Work request »
Any picture in the listing is left out of the copy; all else is duplicated exactly.

Record extracts »
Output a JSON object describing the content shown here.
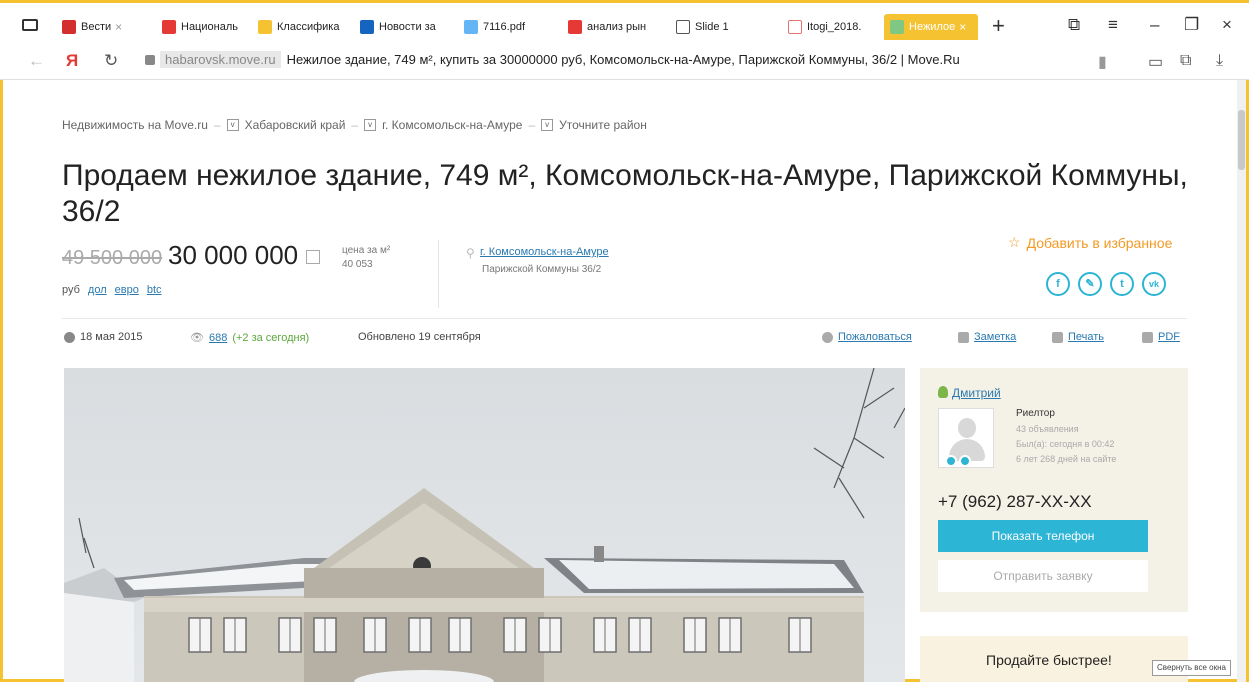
{
  "browser": {
    "tabs": [
      {
        "label": "Вести",
        "favicon_color": "#d32f2f",
        "closable": true
      },
      {
        "label": "Националь",
        "favicon_color": "#e53935",
        "closable": false
      },
      {
        "label": "Классифика",
        "favicon_color": "#f5c332",
        "closable": false
      },
      {
        "label": "Новости за",
        "favicon_color": "#1565c0",
        "closable": false
      },
      {
        "label": "7116.pdf",
        "favicon_color": "#64b5f6",
        "closable": false
      },
      {
        "label": "анализ рын",
        "favicon_color": "#e53935",
        "closable": false
      },
      {
        "label": "Slide 1",
        "favicon_color": "#555555",
        "closable": false
      },
      {
        "label": "Itogi_2018.",
        "favicon_color": "#e57373",
        "closable": false
      },
      {
        "label": "Нежилое",
        "favicon_color": "#81c784",
        "closable": true,
        "active": true
      }
    ],
    "address": {
      "domain": "habarovsk.move.ru",
      "title": "Нежилое здание, 749 м², купить за 30000000 руб, Комсомольск-на-Амуре, Парижской Коммуны, 36/2 | Move.Ru"
    },
    "yandex_logo": "Я"
  },
  "breadcrumbs": [
    {
      "label": "Недвижимость на Move.ru"
    },
    {
      "label": "Хабаровский край"
    },
    {
      "label": "г. Комсомольск-на-Амуре"
    },
    {
      "label": "Уточните район"
    }
  ],
  "listing": {
    "title": "Продаем нежилое здание, 749 м², Комсомольск-на-Амуре, Парижской Коммуны, 36/2",
    "price_old": "49 500 000",
    "price_new": "30 000 000",
    "price_per_m2_label": "цена за м²",
    "price_per_m2_value": "40 053",
    "currency": {
      "rub": "руб",
      "usd": "дол",
      "eur": "евро",
      "btc": "btc"
    },
    "city_link": "г. Комсомольск-на-Амуре",
    "street": "Парижской Коммуны 36/2",
    "favorite_label": "Добавить в избранное",
    "date": "18 мая 2015",
    "views": "688",
    "views_today": "(+2 за сегодня)",
    "updated": "Обновлено 19 сентября",
    "actions": {
      "complain": "Пожаловаться",
      "note": "Заметка",
      "print": "Печать",
      "pdf": "PDF"
    },
    "social": [
      "f",
      "✎",
      "t",
      "vk"
    ]
  },
  "agent": {
    "name": "Дмитрий",
    "role": "Риелтор",
    "listings": "43 объявления",
    "last_seen": "Был(а): сегодня в 00:42",
    "tenure": "6 лет 268 дней на сайте",
    "phone": "+7 (962) 287-XX-XX",
    "show_phone_label": "Показать телефон",
    "send_request_label": "Отправить заявку"
  },
  "promo": {
    "text": "Продайте быстрее!"
  },
  "tooltip": "Свернуть все окна",
  "colors": {
    "accent_yellow": "#f5c332",
    "link_blue": "#2a7ab0",
    "button_cyan": "#2db5d6",
    "favorite_orange": "#f39a24"
  }
}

Exercise solution »
Output a JSON object describing the content shown here.
{
  "browser": {
    "tabs": [
      {
        "label": "Вести",
        "favicon_color": "#d32f2f",
        "closable": true
      },
      {
        "label": "Националь",
        "favicon_color": "#e53935",
        "closable": false
      },
      {
        "label": "Классифика",
        "favicon_color": "#f5c332",
        "closable": false
      },
      {
        "label": "Новости за",
        "favicon_color": "#1565c0",
        "closable": false
      },
      {
        "label": "7116.pdf",
        "favicon_color": "#64b5f6",
        "closable": false
      },
      {
        "label": "анализ рын",
        "favicon_color": "#e53935",
        "closable": false
      },
      {
        "label": "Slide 1",
        "favicon_color": "#555555",
        "closable": false
      },
      {
        "label": "Itogi_2018.",
        "favicon_color": "#e57373",
        "closable": false
      },
      {
        "label": "Нежилое",
        "favicon_color": "#81c784",
        "closable": true,
        "active": true
      }
    ],
    "address": {
      "domain": "habarovsk.move.ru",
      "title": "Нежилое здание, 749 м², купить за 30000000 руб, Комсомольск-на-Амуре, Парижской Коммуны, 36/2 | Move.Ru"
    },
    "yandex_logo": "Я"
  },
  "breadcrumbs": [
    {
      "label": "Недвижимость на Move.ru"
    },
    {
      "label": "Хабаровский край"
    },
    {
      "label": "г. Комсомольск-на-Амуре"
    },
    {
      "label": "Уточните район"
    }
  ],
  "listing": {
    "title": "Продаем нежилое здание, 749 м², Комсомольск-на-Амуре, Парижской Коммуны, 36/2",
    "price_old": "49 500 000",
    "price_new": "30 000 000",
    "price_per_m2_label": "цена за м²",
    "price_per_m2_value": "40 053",
    "currency": {
      "rub": "руб",
      "usd": "дол",
      "eur": "евро",
      "btc": "btc"
    },
    "city_link": "г. Комсомольск-на-Амуре",
    "street": "Парижской Коммуны 36/2",
    "favorite_label": "Добавить в избранное",
    "date": "18 мая 2015",
    "views": "688",
    "views_today": "(+2 за сегодня)",
    "updated": "Обновлено 19 сентября",
    "actions": {
      "complain": "Пожаловаться",
      "note": "Заметка",
      "print": "Печать",
      "pdf": "PDF"
    },
    "social": [
      "f",
      "✎",
      "t",
      "vk"
    ]
  },
  "agent": {
    "name": "Дмитрий",
    "role": "Риелтор",
    "listings": "43 объявления",
    "last_seen": "Был(а): сегодня в 00:42",
    "tenure": "6 лет 268 дней на сайте",
    "phone": "+7 (962) 287-XX-XX",
    "show_phone_label": "Показать телефон",
    "send_request_label": "Отправить заявку"
  },
  "promo": {
    "text": "Продайте быстрее!"
  },
  "tooltip": "Свернуть все окна",
  "colors": {
    "accent_yellow": "#f5c332",
    "link_blue": "#2a7ab0",
    "button_cyan": "#2db5d6",
    "favorite_orange": "#f39a24"
  }
}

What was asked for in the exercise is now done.